This book has done more to advance and popularise the field of Behavioural Economics than any other


On the first day as a Collective Upstarts intern, I’d only ever met an ad strategist once before.

I was keen to find out as much about advertising strategy as I could. Where to start? The strategist’s desk ‘Desk’ doesn’t paint the picture well enough, I think ‘approaching bookshelf’ is much closer to reality.

Each book is evidently well read – tattered and dog-eared. As someone with a keen interest in behavioural change, I was instantly impressed to see the shabbiest of them all was a familiar Penguin-orange and white book. Not the lightest read. No, this is ‘Thinking, Fast and Slow’ by Nobel Prize winner, Daniel Kahneman.

This book has done more to advance and popularise the field of Behavioural Economics than any other.

One of the fundamental principals outlined is dual process theory. The idea that we have two modes of thinking; System 1 is fast, automatic and error prone. It runs on what is known as heuristics (mental shortcuts). It’s what enables us to instinctively know when someone is talking about us when we enter a room, or dodge a fast object, or even drive the whole way to work without realising how we got there. It’s good enough to get us by and serves us well when we either don’t have the time or the willingness to properly think about something.

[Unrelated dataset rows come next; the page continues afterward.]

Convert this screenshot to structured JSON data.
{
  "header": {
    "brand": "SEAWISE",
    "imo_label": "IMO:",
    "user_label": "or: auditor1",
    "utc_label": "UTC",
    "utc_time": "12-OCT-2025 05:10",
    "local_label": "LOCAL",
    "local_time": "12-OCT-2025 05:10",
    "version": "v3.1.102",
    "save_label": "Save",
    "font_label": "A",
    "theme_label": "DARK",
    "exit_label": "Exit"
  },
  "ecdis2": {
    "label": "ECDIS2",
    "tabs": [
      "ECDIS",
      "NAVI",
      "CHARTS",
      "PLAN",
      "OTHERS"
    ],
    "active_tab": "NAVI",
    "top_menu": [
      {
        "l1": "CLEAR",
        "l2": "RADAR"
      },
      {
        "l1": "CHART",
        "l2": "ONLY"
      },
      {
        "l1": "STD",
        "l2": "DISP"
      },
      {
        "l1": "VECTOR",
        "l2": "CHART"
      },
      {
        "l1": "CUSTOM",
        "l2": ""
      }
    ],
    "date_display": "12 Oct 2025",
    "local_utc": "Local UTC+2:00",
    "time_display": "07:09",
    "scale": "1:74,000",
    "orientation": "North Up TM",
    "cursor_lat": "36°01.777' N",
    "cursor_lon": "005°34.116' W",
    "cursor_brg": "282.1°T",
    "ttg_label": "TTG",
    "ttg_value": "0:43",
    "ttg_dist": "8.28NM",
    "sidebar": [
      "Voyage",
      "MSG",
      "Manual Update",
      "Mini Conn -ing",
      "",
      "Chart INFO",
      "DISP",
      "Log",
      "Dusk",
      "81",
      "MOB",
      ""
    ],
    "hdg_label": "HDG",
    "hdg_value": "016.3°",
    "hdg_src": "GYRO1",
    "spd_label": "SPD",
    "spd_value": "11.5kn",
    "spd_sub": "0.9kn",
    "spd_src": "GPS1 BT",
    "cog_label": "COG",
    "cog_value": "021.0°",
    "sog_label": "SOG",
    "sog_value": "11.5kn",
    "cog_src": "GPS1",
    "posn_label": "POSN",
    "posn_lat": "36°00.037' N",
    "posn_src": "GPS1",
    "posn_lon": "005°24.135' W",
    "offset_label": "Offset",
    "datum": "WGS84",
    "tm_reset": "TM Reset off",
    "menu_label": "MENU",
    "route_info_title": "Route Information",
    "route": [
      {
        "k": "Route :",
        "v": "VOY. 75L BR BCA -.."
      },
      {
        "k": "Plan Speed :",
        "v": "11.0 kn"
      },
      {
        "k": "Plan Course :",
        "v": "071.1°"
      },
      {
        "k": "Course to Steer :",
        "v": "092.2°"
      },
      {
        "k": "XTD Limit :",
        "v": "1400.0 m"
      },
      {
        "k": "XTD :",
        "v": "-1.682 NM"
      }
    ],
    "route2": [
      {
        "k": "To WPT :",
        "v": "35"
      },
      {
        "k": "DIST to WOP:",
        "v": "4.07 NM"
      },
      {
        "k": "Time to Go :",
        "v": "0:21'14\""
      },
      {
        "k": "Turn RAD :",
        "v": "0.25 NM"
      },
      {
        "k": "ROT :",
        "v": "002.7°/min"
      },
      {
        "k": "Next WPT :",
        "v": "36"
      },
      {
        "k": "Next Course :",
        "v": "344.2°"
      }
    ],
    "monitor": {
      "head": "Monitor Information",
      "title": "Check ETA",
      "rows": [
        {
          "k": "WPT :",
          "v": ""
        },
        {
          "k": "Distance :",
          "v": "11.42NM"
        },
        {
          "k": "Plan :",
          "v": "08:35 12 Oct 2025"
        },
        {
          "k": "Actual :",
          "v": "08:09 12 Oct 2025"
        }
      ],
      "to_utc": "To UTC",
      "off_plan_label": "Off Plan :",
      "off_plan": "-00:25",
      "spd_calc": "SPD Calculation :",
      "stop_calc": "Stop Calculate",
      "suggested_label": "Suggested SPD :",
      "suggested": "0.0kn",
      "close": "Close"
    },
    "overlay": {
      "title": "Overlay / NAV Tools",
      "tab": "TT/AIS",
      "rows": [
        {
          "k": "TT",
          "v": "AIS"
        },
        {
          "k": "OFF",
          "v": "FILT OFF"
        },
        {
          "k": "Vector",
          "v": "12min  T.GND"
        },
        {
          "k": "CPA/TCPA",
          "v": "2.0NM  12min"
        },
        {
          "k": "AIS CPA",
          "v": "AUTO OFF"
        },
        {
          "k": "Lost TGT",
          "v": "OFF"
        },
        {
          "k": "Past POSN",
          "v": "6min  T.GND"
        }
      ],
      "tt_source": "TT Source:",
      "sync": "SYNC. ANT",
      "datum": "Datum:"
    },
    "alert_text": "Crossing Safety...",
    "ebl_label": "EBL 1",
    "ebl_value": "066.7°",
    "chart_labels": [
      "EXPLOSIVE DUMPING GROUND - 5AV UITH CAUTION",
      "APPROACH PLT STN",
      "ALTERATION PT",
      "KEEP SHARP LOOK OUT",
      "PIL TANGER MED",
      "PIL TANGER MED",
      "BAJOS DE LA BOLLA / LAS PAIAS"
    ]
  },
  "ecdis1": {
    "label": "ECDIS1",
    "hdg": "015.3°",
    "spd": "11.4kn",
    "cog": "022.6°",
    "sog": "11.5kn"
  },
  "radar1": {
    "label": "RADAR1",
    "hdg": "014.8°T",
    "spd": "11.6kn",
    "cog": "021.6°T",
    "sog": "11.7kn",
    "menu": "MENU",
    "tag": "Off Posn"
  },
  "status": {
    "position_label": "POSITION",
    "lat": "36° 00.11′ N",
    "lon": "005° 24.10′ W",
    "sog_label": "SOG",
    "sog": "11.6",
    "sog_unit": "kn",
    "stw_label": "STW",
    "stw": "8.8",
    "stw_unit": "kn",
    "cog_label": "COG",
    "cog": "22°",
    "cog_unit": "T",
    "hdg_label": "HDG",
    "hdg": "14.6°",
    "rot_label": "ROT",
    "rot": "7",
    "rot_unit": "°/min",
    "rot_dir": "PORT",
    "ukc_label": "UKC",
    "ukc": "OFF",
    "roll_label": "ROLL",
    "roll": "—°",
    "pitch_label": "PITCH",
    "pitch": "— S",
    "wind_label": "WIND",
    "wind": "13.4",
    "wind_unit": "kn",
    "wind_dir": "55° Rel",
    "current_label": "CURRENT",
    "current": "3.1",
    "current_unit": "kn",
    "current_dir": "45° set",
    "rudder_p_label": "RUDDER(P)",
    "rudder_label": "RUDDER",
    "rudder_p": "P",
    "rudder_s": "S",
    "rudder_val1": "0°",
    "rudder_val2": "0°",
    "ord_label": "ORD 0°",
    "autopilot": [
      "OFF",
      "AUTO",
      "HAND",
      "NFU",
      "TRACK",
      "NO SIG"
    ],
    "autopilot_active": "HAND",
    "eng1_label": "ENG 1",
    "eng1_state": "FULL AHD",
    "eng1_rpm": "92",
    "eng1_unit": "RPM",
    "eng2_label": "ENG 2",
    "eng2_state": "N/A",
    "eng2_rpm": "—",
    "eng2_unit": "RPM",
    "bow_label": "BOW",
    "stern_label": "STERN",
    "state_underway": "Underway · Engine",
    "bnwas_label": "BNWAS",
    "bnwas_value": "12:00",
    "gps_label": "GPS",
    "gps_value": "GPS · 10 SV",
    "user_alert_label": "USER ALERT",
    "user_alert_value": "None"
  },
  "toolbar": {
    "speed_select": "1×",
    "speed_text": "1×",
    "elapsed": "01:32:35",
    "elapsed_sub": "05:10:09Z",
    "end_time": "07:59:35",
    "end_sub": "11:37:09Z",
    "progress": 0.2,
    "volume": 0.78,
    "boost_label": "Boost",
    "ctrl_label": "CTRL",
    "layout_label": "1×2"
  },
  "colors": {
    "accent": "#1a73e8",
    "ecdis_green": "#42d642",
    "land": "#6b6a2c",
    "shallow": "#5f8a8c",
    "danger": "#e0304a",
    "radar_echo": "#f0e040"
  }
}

That’s where System 2 comes in. It’s much better at processing complex decisions and is more reliable, but it requires so much more effort. It enables us to solve equations but also make the long-term-good decision to stick out dry January. *ahem*

Something I hadn’t come across, just south of the strategist’s emergency Rosé, was a 53 page thick document from the UK’s Behavioural Insights Team outlining four simple ways to apply behavioural insights: EAST.

Make it easy, attractive, social, timely. It sounds like common sense, but these small changes can have big impacts, or the nudge effect as it’s called.

Sometimes all it takes is a simple word change. We know people don’t really like making decisions, so prefer to choose the default option.

In 1995 within France and Austria the majority of citizens signed up to organ donation. Yet the UK, Germany and Denmark had opt in rates between 4% and 17.7%. The reason for such low participation rates is because of one word.

When asked if they’d like to donate, the first countries are asked:

Check the box below if you do want to participate in the organ donation program.

The other three including the UK included are asked:

Check the box below if you do not want to participate in the organ donation program.

The only difference is the first option implicates that the default option is to donate.

Since the UK adopted the wording change, organ donation has increased from 17.7% to 62%.

It goes to show that a more human-centric understanding of problems is necessary to optimise existing systems.

The soaring popularity of Behavioural Economics is not only good for organisations, but it is also good for individuals, offering them an experience that feels better and isn’t any harder than it needs to be.

To close, behavioural research shows we are loss averse; more motivated by loss than gain.

So don’t miss out, and join Collective’s thinking by reading:

  • Thinking, Fast and Slow – Daniel Kahneman
  • Nudge – Cass Sunstein and Richard Thaler
  • Predictably Irrational – Dan Ariely
  • EAST: Four Simple Ways to Apply Behavioural Insights


David Fanner is currently undertaking a Planning Internship at Collective London through Collective Upstarts, our student advertising placement scheme. David has a keen interest in Behavioural Economics and studies Creative Advertising at Falmouth University. An all-round nice chap.